Blinders, Binoculars and the Horse
(Contributed by Mitch Greene)
Imagine a racehorse that lives only to win. Because it always has blinders on while outside, all it sees is the finish. The only goal and objective of the horse are to reach that line. It has 100% laser focus. Now imagine that one day while in the middle of a race, the horse’s blinders slip off, and for the first time in its life, the horse sees everything that lies between the start and the finish. Suddenly the finish isn’t all that appealing because the world became bigger. A lot bigger.
Sometimes I feel like the horse in this story. Goals are important, helpful and fulfilling, but sometimes I get caught in a never-ending cycle of completing goals. Every semester of college I get a new syllabus for every class, detailing every single little thing I’ll have to do for the next several months. It’s all planned out to make it easy.
Write this paper. Take this exam. Go for a run. Eat. Oops, I almost forgot - brush my teeth. Walk the dogs. Clean up the house. On and on and on. Task one, task two, task three. With the never-ending list of life yanking on us from every angle, it can take all we have to not fall apart. We strap in, put on the blinders, grab the binoculars and find the fastest path to finish. What’s the finish though? The end of the task? There will always be more. Bedtime? There’s always tomorrow’s work. Death? Now that’s just bleak. The problem isn’t you, the finish, or the task. The problem is the track and the blinders we refuse to get rid of.
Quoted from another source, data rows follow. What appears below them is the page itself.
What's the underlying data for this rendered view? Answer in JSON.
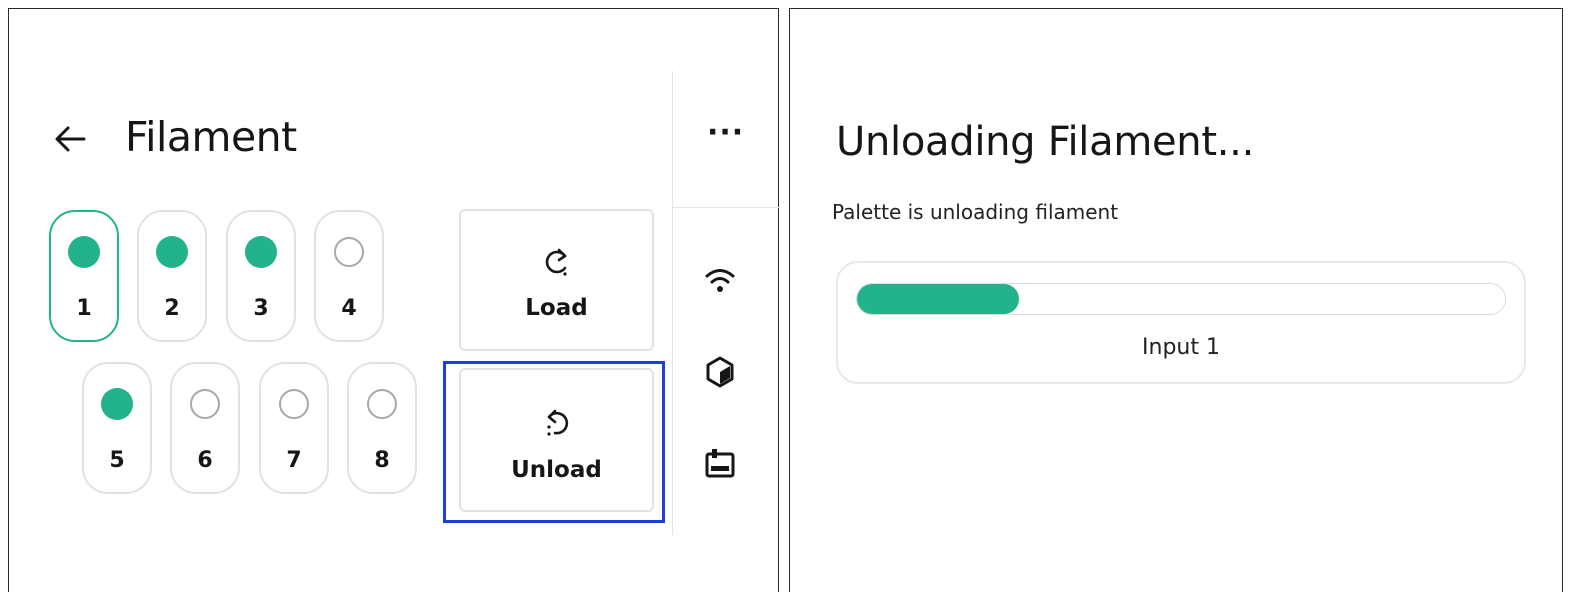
{
  "filament_screen": {
    "title": "Filament",
    "more_label": "···",
    "inputs": [
      {
        "number": "1",
        "state": "loaded",
        "selected": true
      },
      {
        "number": "2",
        "state": "loaded",
        "selected": false
      },
      {
        "number": "3",
        "state": "loaded",
        "selected": false
      },
      {
        "number": "4",
        "state": "empty",
        "selected": false
      },
      {
        "number": "5",
        "state": "loaded",
        "selected": false
      },
      {
        "number": "6",
        "state": "empty",
        "selected": false
      },
      {
        "number": "7",
        "state": "empty",
        "selected": false
      },
      {
        "number": "8",
        "state": "empty",
        "selected": false
      }
    ],
    "load_label": "Load",
    "unload_label": "Unload",
    "side_icons": [
      "wifi-icon",
      "cube-icon",
      "printer-icon"
    ]
  },
  "unloading_screen": {
    "title": "Unloading Filament...",
    "subtitle": "Palette is unloading filament",
    "progress_fraction": 0.25,
    "input_label": "Input 1"
  },
  "colors": {
    "accent": "#22b38a",
    "highlight": "#1f3ed6",
    "border": "#e2e2e2"
  }
}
Did you know mirrors are green? Did you know the moon always faces us with the same side? Did you know there’s a sport called crashed ice? Did you know that when you shuffle a deck of cards it is most likely the first deck of cards ever to be arranged in that order?
The world around us is incredible. Take a detour; the finish will still be there. Drop the binoculars. Take off the blinders. Wake up and smell the roses. See the world around you. Ask questions. Enjoy life because it’s short.
Go shuffle some cards and wonder at the fact that the order of the cards is an absolute first.